*** Block opens ***

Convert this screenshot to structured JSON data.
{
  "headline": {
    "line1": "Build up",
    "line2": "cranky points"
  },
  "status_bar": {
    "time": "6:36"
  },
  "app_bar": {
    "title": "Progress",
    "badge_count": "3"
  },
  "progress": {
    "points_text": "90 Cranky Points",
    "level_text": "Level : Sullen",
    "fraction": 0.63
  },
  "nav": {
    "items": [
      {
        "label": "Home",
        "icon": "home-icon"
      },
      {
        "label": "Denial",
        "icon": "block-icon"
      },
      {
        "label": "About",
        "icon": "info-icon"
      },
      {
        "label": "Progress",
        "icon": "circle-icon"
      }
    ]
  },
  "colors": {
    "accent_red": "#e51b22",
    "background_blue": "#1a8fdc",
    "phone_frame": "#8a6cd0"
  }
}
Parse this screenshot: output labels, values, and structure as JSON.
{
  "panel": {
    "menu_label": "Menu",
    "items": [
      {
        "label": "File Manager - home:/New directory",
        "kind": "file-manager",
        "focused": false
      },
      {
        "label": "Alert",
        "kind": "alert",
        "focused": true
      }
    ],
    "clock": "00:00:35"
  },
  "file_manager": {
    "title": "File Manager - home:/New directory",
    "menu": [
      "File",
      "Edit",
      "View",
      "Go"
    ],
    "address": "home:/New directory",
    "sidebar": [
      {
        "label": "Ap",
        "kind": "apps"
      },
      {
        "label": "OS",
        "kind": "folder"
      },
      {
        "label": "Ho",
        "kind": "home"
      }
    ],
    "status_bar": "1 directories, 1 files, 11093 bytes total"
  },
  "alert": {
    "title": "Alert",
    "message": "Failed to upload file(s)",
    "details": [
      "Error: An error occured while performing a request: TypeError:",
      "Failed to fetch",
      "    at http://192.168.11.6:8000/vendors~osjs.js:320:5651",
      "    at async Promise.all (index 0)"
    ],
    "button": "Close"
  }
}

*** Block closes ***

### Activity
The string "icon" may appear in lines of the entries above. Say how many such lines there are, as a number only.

### Output of the exercise
4